by Neil Crowther
Across all of the public audience focus groups we’ve recently run with Survation on how to craft our messages to win support for #socialcarefuture’s vision and approach we’ve seen people’s thinking align with Maslow’s hierarchy of needs. When people think about social care they distinguish the ‘lower order’ physiological and safety needs from ‘higher order’ needs associated with love and belonging, self-esteem and self-actualisation. They also see these needs as sequential. Only once primary needs are satisfied do they imagine we can afford to turn our attention to meaning, purpose, control and connection. Moreover, they believe that at present it is only realistic to expect social care to operate at the lower order levels of the hierarchy. It strikes me that this same thought process lies behind the arguments of those calling for ‘free personal care’ as a ‘building block’.
This understanding presents a key challenge for #socialcarefuture in winning support for our vision and approach and so our framing has to be capable of navigating it and shifting thinking.
What I believe we must avoid doing is reinforcing Maslow’s sequential hierarchy in the way we talk about our approach. A clue to how we might do this comes from the indirect impact of COVID-19 on the health and wellbeing people who draw upon care and support. As Adelina Comas- Herrera et al point out:
“There is concern and, increasingly, international evidence that some of the measures taken to reduce the risk of COVID-19 infections in care homes, such as closing care homes to visitors (including family members), reduction in social interactions and activities and needing to isolate, have had negative impacts on the wellbeing and mental health of people living in care homes”
I don’t believe these effects are limited to people residing in care homes. I know from my own family’s experience that my dad’s health and wellbeing deteriorated rapidly under lockdown, not because his physiological needs were not being met, but because the rhythm of his life was disrupted, connections depleted and his scope for autonomy was diminished.
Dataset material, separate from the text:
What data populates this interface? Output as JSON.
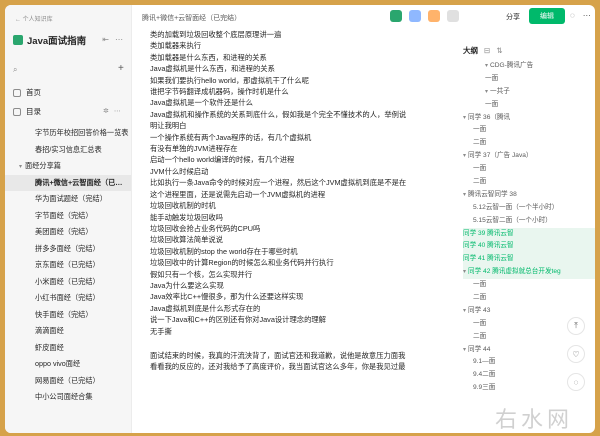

That is to say, it was the failure to achieve higher order needs around belonging, self-esteem and self-actualisation that attacked the foundations. I don’t think our story is unique if I was to say that it felt as though he had just lost the will to live. In a matter of weeks he went from being confused but largely contented, to agitated, uncooperative, refusing to take medication or eat and drink. A week isolated and confined in hospital saw him lose the ability to walk or talk. A fortnight later he died.
Megan Lewis’s lovely story shows this same process in reverse. It was only though establishing belonging and self esteem that Megan’s mental ill health began to heal and she was able to eventually establish a life and more stable health living in her own home:
But even if we start at the bottom of the pyramid, what, when and how we eat, go to bed, get dressed, wash ourselves are all deeply personal and unique. Who sees us or supports us in these private and intimate moments is a matter that gets to heart of personal dignity and autonomy. Self-direction too often gets attached to the ‘higher order’ needs, but it is among these supposedly ‘low level’ needs that being in control can matter most of all to us. My dad was deeply resistant to being supported to do these things, especially by professional care workers coming into his home. Conversely, note the emphasis placed in the Shared Lives model of people ‘choosing one another’, or that which disabled people place on hiring personal assistants based not on their professional qualifications but their values and character. Self-direction matters at every level.
In the past we’ve sometimes said the difference between what we advocate and what social care most often does is between having a life and just being kept alive. But this perhaps reaffirms the hierarchy, creating space to suggest that life and limb care is satisfying those lower order needs and we are building on top, rendering meaning, purpose, control and connection unaffordable ‘nice to haves’.
We need to flip the narrative, showing how our focus on ‘having a life’ is the best way to ensure people are safe, well and ultimately alive. The impact of COVID-19 restrictions have brought into sharp relief what happens when this is neglected. At the same time we are sat upon a treasure trove of stories, like Meg’s, that show the dramatic improvement in people’s physical and mental wellbeing when we put meaning, purpose, connection and control first.